Porcelain, this material considered immutable over time, is at the foundation of my research. Through representation of iconic signs and technological manipulations, my work evokes the cycle of transformation of this material and a perpetual slippage of meaning in the perception of natural phenomena.
I start with the premise that before its firing, clay is a soft material that can be perpetually transformed if it stays wet. The process of firing renders this material stable and permanent, thereby conserving its characteristics of stability and immutability for millennia. My explorations with this material have led me to develop different strategies for unsettling the inherent characteristics of ceramics and suggesting that this material could collapse again into a soft state and stay in perpetual transformation.
Combining diverse materials and technologies with porcelain allows me to multiply the possible relationships between elements occupying a given space. Indeed, my recent research concerns the “translation” of matter through such technological processes as digital printing, 3D digitalization, and 3D modelling and printing. This process of the technological translation of matter is applied to a multitude of everyday studio objects, such as boxes, packing materials and containers, which are reproduced in porcelain and then combined in various ways. It is through these juxtapositions—of familiar functional materials that form the landscape of the studio with other elements that have been translated by means of various technologies before being reproduced in porcelain—that my creations are realized.
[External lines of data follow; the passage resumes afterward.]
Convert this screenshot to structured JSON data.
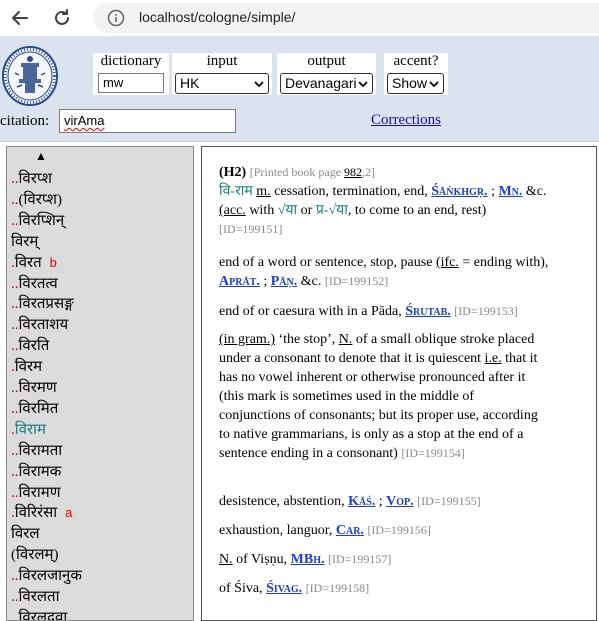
{
  "browser": {
    "url": "localhost/cologne/simple/"
  },
  "header": {
    "dictionary": {
      "label": "dictionary",
      "value": "mw"
    },
    "input": {
      "label": "input",
      "value": "HK"
    },
    "output": {
      "label": "output",
      "value": "Devanagari"
    },
    "accent": {
      "label": "accent?",
      "value": "Show"
    },
    "citation": {
      "label": "citation:",
      "value": "virAma"
    },
    "corrections": "Corrections"
  },
  "list": {
    "up_arrow": "▲",
    "items": [
      {
        "dots": "..",
        "text": "विरप्श",
        "mark": ""
      },
      {
        "dots": "..",
        "text": "(विरप्श)",
        "mark": ""
      },
      {
        "dots": "..",
        "text": "विरप्शिन्",
        "mark": ""
      },
      {
        "dots": "",
        "text": "विरम्",
        "mark": ""
      },
      {
        "dots": ".",
        "text": "विरत",
        "mark": "b"
      },
      {
        "dots": "..",
        "text": "विरतत्व",
        "mark": ""
      },
      {
        "dots": "..",
        "text": "विरतप्रसङ्ग",
        "mark": ""
      },
      {
        "dots": "..",
        "text": "विरताशय",
        "mark": ""
      },
      {
        "dots": "..",
        "text": "विरति",
        "mark": ""
      },
      {
        "dots": ".",
        "text": "विरम",
        "mark": ""
      },
      {
        "dots": "..",
        "text": "विरमण",
        "mark": ""
      },
      {
        "dots": "..",
        "text": "विरमित",
        "mark": ""
      },
      {
        "dots": ".",
        "text": "विराम",
        "mark": "",
        "selected": true
      },
      {
        "dots": "..",
        "text": "विरामता",
        "mark": ""
      },
      {
        "dots": "..",
        "text": "विरामक",
        "mark": ""
      },
      {
        "dots": "..",
        "text": "विरामण",
        "mark": ""
      },
      {
        "dots": ".",
        "text": "विरिरंसा",
        "mark": "a"
      },
      {
        "dots": "",
        "text": "विरल",
        "mark": ""
      },
      {
        "dots": "",
        "text": "(विरलम्)",
        "mark": ""
      },
      {
        "dots": "..",
        "text": "विरलजानुक",
        "mark": ""
      },
      {
        "dots": "..",
        "text": "विरलता",
        "mark": ""
      },
      {
        "dots": "..",
        "text": "विरलद्रवा",
        "mark": ""
      }
    ]
  },
  "entry": {
    "hw_code": "(H2)",
    "printed_prefix": "[Printed book page ",
    "printed_page": "982",
    "printed_suffix": ",2]",
    "e1": {
      "deva": "वि-राम",
      "gram": "m.",
      "t1": "cessation, termination, end,",
      "a1": "Śāṅkhgṛ.",
      "sep": ";",
      "a2": "Mn.",
      "t2": "&c.",
      "acc": "(acc.",
      "t3": "with",
      "d1": "√या",
      "t4": "or",
      "d2": "प्र-√या",
      "t5": ", to come to an end, rest)",
      "id": "[ID=199151]"
    },
    "e2": {
      "t1": "end of a word or sentence, stop, pause",
      "ifc": "(ifc.",
      "t2": "= ending with),",
      "a1": "Aprāt.",
      "sep": ";",
      "a2": "Pāṇ.",
      "t3": "&c.",
      "id": "[ID=199152]"
    },
    "e3": {
      "t1": "end of or caesura with in a Pāda,",
      "a1": "Śrutab.",
      "id": "[ID=199153]"
    },
    "e4": {
      "gram": "(in gram.)",
      "t1": "‘the stop’,",
      "n": "N.",
      "t2": "of a small oblique stroke placed under a consonant to denote that it is quiescent",
      "ie": "i.e.",
      "t3": "that it has no vowel inherent or otherwise pronounced after it (this mark is sometimes used in the middle of conjunctions of consonants; but its proper use, according to native grammarians, is only as a stop at the end of a sentence ending in a consonant)",
      "id": "[ID=199154]"
    },
    "e5": {
      "t1": "desistence, abstention,",
      "a1": "Kāś.",
      "sep": ";",
      "a2": "Vop.",
      "id": "[ID=199155]"
    },
    "e6": {
      "t1": "exhaustion, languor,",
      "a1": "Car.",
      "id": "[ID=199156]"
    },
    "e7": {
      "n": "N.",
      "t1": "of Viṣṇu,",
      "a1": "MBh.",
      "id": "[ID=199157]"
    },
    "e8": {
      "t1": "of Śiva,",
      "a1": "Śivag.",
      "id": "[ID=199158]"
    }
  }
}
My sculptures and installations are thus proposals of potential movements of a material considered immutable through time, proposals that suggest a perpetual slippage of meaning in language and in the perception of natural phenomena.